• _Task details_
An exact copy of the whole listing is required.
[Start of Attachment]
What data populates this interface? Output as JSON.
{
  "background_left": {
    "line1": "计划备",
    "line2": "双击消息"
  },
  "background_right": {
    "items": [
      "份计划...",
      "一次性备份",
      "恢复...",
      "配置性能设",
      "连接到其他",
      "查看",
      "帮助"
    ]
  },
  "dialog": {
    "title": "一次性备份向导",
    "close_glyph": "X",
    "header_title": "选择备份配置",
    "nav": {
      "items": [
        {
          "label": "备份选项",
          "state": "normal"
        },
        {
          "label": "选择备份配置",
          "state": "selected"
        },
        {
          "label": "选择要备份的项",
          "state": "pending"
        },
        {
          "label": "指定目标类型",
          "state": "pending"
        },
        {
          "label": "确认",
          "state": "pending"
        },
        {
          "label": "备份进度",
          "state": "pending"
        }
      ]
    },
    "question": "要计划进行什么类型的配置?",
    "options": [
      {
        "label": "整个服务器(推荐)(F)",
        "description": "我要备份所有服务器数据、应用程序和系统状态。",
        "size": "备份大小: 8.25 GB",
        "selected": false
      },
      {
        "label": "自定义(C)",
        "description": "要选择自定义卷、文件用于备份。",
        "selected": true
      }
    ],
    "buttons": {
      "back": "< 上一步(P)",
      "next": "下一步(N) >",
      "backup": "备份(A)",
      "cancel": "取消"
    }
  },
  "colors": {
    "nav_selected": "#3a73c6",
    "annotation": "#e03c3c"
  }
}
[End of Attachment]
• _Response to this exercise_
What data populates this interface? Output as JSON.
{
  "background_left": {
    "line1": "计划备",
    "line2": "双击消息"
  },
  "background_right": {
    "items": [
      "份计划...",
      "一次性备份",
      "恢复...",
      "配置性能设",
      "连接到其他",
      "查看",
      "帮助"
    ]
  },
  "dialog": {
    "title": "一次性备份向导",
    "close_glyph": "X",
    "header_title": "选择备份配置",
    "nav": {
      "items": [
        {
          "label": "备份选项",
          "state": "normal"
        },
        {
          "label": "选择备份配置",
          "state": "selected"
        },
        {
          "label": "选择要备份的项",
          "state": "pending"
        },
        {
          "label": "指定目标类型",
          "state": "pending"
        },
        {
          "label": "确认",
          "state": "pending"
        },
        {
          "label": "备份进度",
          "state": "pending"
        }
      ]
    },
    "question": "要计划进行什么类型的配置?",
    "options": [
      {
        "label": "整个服务器(推荐)(F)",
        "description": "我要备份所有服务器数据、应用程序和系统状态。",
        "size": "备份大小: 8.25 GB",
        "selected": false
      },
      {
        "label": "自定义(C)",
        "description": "要选择自定义卷、文件用于备份。",
        "selected": true
      }
    ],
    "buttons": {
      "back": "< 上一步(P)",
      "next": "下一步(N) >",
      "backup": "备份(A)",
      "cancel": "取消"
    }
  },
  "colors": {
    "nav_selected": "#3a73c6",
    "annotation": "#e03c3c"
  }
}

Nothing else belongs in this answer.